» Prompt
From first line to last, copy the listing exactly and omit its pictures.

§ §

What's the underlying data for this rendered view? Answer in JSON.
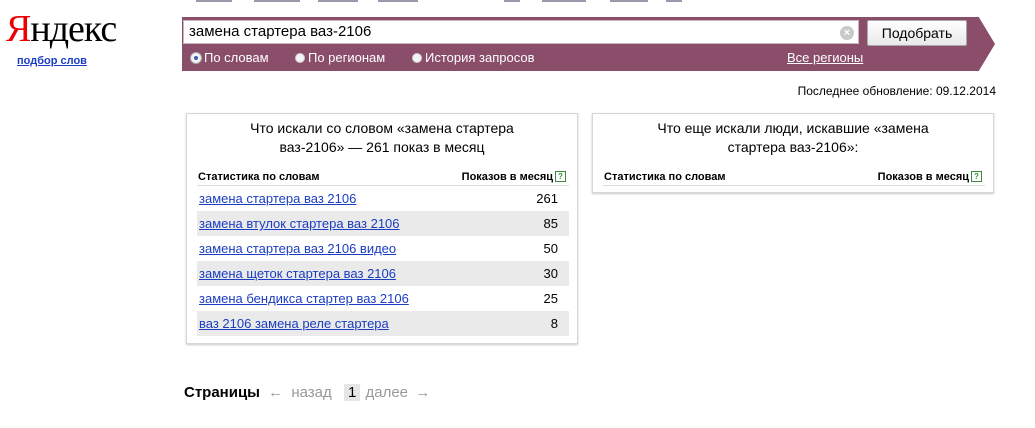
{
  "logo": {
    "first_letter": "Я",
    "rest": "ндекс",
    "subtitle": "подбор слов"
  },
  "search": {
    "query": "замена стартера ваз-2106",
    "clear_glyph": "×",
    "submit_label": "Подобрать"
  },
  "modes": [
    {
      "label": "По словам",
      "selected": true
    },
    {
      "label": "По регионам",
      "selected": false
    },
    {
      "label": "История запросов",
      "selected": false
    }
  ],
  "all_regions_label": "Все регионы",
  "last_update": "Последнее обновление: 09.12.2014",
  "left_panel": {
    "title_line1": "Что искали со словом «замена стартера",
    "title_line2": "ваз-2106» — 261 показ в месяц",
    "col_words": "Статистика по словам",
    "col_shows": "Показов в месяц",
    "help_glyph": "?",
    "rows": [
      {
        "keyword": "замена стартера ваз 2106",
        "count": "261"
      },
      {
        "keyword": "замена втулок стартера ваз 2106",
        "count": "85"
      },
      {
        "keyword": "замена стартера ваз 2106 видео",
        "count": "50"
      },
      {
        "keyword": "замена щеток стартера ваз 2106",
        "count": "30"
      },
      {
        "keyword": "замена бендикса стартер ваз 2106",
        "count": "25"
      },
      {
        "keyword": "ваз 2106 замена реле стартера",
        "count": "8"
      }
    ]
  },
  "right_panel": {
    "title_line1": "Что еще искали люди, искавшие «замена",
    "title_line2": "стартера ваз-2106»:",
    "col_words": "Статистика по словам",
    "col_shows": "Показов в месяц",
    "help_glyph": "?"
  },
  "pager": {
    "label": "Страницы",
    "prev_arrow": "←",
    "prev": "назад",
    "current": "1",
    "next": "далее",
    "next_arrow": "→"
  },
  "colors": {
    "bar": "#8a4d6a",
    "link": "#1a3dc1",
    "logo_red": "#ee0000"
  }
}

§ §

» Answer to this task
What's the underlying data for this rendered view? Answer in JSON.
{
  "logo": {
    "first_letter": "Я",
    "rest": "ндекс",
    "subtitle": "подбор слов"
  },
  "search": {
    "query": "замена стартера ваз-2106",
    "clear_glyph": "×",
    "submit_label": "Подобрать"
  },
  "modes": [
    {
      "label": "По словам",
      "selected": true
    },
    {
      "label": "По регионам",
      "selected": false
    },
    {
      "label": "История запросов",
      "selected": false
    }
  ],
  "all_regions_label": "Все регионы",
  "last_update": "Последнее обновление: 09.12.2014",
  "left_panel": {
    "title_line1": "Что искали со словом «замена стартера",
    "title_line2": "ваз-2106» — 261 показ в месяц",
    "col_words": "Статистика по словам",
    "col_shows": "Показов в месяц",
    "help_glyph": "?",
    "rows": [
      {
        "keyword": "замена стартера ваз 2106",
        "count": "261"
      },
      {
        "keyword": "замена втулок стартера ваз 2106",
        "count": "85"
      },
      {
        "keyword": "замена стартера ваз 2106 видео",
        "count": "50"
      },
      {
        "keyword": "замена щеток стартера ваз 2106",
        "count": "30"
      },
      {
        "keyword": "замена бендикса стартер ваз 2106",
        "count": "25"
      },
      {
        "keyword": "ваз 2106 замена реле стартера",
        "count": "8"
      }
    ]
  },
  "right_panel": {
    "title_line1": "Что еще искали люди, искавшие «замена",
    "title_line2": "стартера ваз-2106»:",
    "col_words": "Статистика по словам",
    "col_shows": "Показов в месяц",
    "help_glyph": "?"
  },
  "pager": {
    "label": "Страницы",
    "prev_arrow": "←",
    "prev": "назад",
    "current": "1",
    "next": "далее",
    "next_arrow": "→"
  },
  "colors": {
    "bar": "#8a4d6a",
    "link": "#1a3dc1",
    "logo_red": "#ee0000"
  }
}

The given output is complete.